  27. ^ "13.000 døde av svineinfluensa - VG Nett om Svineinfluensa". Vg.no. Archived from the original on 30 April 2009. Retrieved 2009-04-27. 
  28. ^ a b http://www.regjeringen.no/upload/kilde/hod/pla/2006/0001/ddd/pdfv/273635-beredskapsplan_pandemi.pdf
  29. ^ a b c d e http://www.fhi.no/eway/default.aspx?pid=233&trg=MainLeft_5799&MainArea_5661=5799:0:15,5008:1:0:0:::0:0&MainLeft_5799=5544:76458::1:5800:1:::0:0 Archived 2009-05-19 at the Wayback Machine.
  30. ^ http://www.pandemi.no/pandemi/aktuelt/frar_der_ikke_lenger_mexico_reiser_401154
  31. ^ a b http://www.vg.no/nyheter/svineinfluensa/artikkel.php?artid=543222
  32. ^ http://www.pandemi.no/pandemi/aktuelt/innkj_p_av_prepandemivaksine_mot_ny_influensa_a__h1n1__401514
  33. ^ a b http://www.msis.no/emsisexternalweb/DynamiskRapport.aspx
  34. ^ http://www.vg.no/nyheter/svineinfluensa/artikkel.php?artid=563316
  35. ^ http://www.vg.no/nyheter/svineinfluensa/artikkel.php?artid=553635
  36. ^ http://www.vg.no/nyheter/svineinfluensa/artikkel.php?artid=543784

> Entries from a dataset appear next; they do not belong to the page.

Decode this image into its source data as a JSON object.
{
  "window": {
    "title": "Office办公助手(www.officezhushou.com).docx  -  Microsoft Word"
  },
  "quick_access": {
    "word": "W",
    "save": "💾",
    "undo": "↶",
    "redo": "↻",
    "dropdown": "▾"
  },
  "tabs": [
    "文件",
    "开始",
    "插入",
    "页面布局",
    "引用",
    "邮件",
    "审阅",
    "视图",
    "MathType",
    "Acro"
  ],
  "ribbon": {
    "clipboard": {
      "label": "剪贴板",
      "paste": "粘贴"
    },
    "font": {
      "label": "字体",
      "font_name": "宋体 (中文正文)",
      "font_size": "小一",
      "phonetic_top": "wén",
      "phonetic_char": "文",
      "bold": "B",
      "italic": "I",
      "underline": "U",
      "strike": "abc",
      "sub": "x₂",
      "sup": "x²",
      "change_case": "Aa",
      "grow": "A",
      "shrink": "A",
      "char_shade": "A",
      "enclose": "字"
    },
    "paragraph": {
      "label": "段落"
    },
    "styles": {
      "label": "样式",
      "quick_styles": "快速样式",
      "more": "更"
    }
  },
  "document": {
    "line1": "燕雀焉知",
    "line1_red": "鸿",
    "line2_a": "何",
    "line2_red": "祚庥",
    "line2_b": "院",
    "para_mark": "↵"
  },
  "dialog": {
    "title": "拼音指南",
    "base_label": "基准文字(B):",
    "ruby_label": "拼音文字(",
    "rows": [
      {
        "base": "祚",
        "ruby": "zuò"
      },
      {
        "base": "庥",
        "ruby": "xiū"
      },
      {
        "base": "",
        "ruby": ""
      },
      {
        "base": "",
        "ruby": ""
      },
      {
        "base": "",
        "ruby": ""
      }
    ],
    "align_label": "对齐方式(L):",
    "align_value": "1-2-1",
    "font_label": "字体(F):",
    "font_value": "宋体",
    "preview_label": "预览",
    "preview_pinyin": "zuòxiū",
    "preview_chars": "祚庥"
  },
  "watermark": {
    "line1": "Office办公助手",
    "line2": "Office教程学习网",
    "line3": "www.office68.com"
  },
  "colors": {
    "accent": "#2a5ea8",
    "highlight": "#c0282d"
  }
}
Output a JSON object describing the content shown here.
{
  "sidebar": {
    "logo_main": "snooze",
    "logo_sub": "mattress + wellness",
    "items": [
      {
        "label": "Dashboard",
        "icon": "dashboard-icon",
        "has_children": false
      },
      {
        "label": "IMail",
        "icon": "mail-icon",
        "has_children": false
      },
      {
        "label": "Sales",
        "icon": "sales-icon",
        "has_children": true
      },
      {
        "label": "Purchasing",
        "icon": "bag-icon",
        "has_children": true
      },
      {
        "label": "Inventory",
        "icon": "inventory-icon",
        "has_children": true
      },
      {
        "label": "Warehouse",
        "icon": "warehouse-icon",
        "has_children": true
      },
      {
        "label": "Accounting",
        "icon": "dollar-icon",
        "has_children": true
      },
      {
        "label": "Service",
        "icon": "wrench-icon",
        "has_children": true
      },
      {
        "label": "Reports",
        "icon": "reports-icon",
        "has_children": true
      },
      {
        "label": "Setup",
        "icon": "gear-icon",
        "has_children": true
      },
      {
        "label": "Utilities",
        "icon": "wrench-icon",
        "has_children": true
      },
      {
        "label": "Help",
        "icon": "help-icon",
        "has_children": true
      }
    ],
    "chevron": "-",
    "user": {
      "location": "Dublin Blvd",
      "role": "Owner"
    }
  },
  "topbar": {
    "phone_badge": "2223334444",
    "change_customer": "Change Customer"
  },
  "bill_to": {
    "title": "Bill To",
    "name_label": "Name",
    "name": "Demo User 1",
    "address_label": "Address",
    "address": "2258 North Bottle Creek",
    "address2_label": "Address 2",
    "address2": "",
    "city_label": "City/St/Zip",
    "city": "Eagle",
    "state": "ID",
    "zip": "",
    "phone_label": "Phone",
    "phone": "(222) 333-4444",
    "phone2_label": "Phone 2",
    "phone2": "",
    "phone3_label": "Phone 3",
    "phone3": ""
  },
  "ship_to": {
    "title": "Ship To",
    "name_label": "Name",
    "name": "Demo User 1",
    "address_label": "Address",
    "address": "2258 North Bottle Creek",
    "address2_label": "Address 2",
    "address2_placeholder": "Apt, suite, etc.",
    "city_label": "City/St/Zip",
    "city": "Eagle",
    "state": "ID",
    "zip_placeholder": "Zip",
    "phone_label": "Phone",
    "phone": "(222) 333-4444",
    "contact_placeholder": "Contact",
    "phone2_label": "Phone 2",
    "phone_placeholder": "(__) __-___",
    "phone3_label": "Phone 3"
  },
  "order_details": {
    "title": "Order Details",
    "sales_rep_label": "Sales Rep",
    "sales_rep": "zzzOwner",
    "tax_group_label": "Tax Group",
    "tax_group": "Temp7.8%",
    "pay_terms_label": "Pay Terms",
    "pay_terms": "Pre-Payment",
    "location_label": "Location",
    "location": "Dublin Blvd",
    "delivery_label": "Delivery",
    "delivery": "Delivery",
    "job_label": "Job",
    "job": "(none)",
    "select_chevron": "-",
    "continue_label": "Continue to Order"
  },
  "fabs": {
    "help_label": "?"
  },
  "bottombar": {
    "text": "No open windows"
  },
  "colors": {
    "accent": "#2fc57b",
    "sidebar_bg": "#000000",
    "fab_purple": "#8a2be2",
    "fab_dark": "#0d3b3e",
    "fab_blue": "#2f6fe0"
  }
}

  37. ^ http://www.fhi.no/eway/default.aspx?pid=233&trg=MainLeft_6129&MainArea_5661=6129:0:15,5008:1:0:0:::0:0&MainLeft_6129=5544:76458::1:6130:3:::0:0
  38. ^ http://www.vg.no/nyheter/svineinfluensa/artikkel.php?artid=569702
  39. ^ http://www.dagsavisen.no/innenriks/article447076.ece
  40. ^ http://www.vg.no/helse/svineinfluensa/artikkel.php?artid=569283
  41. ^ http://www.vg.no/helse/svineinfluensa/artikkel.php?artid=569395
  42. ^ http://www.dagsavisen.no/innenriks/article447336.ece
  43. ^ http://www.vg.no/helse/svineinfluensa/artikkel.php?artid=575704
  44. ^ http://www.vg.no/helse/svineinfluensa/artikkel.php?artid=575872
  45. ^ http://www.vg.no/helse/svineinfluensa/artikkel.php?artid=582333
  46. ^ http://www.vg.no/helse/svineinfluensa/artikkel.php?artid=588095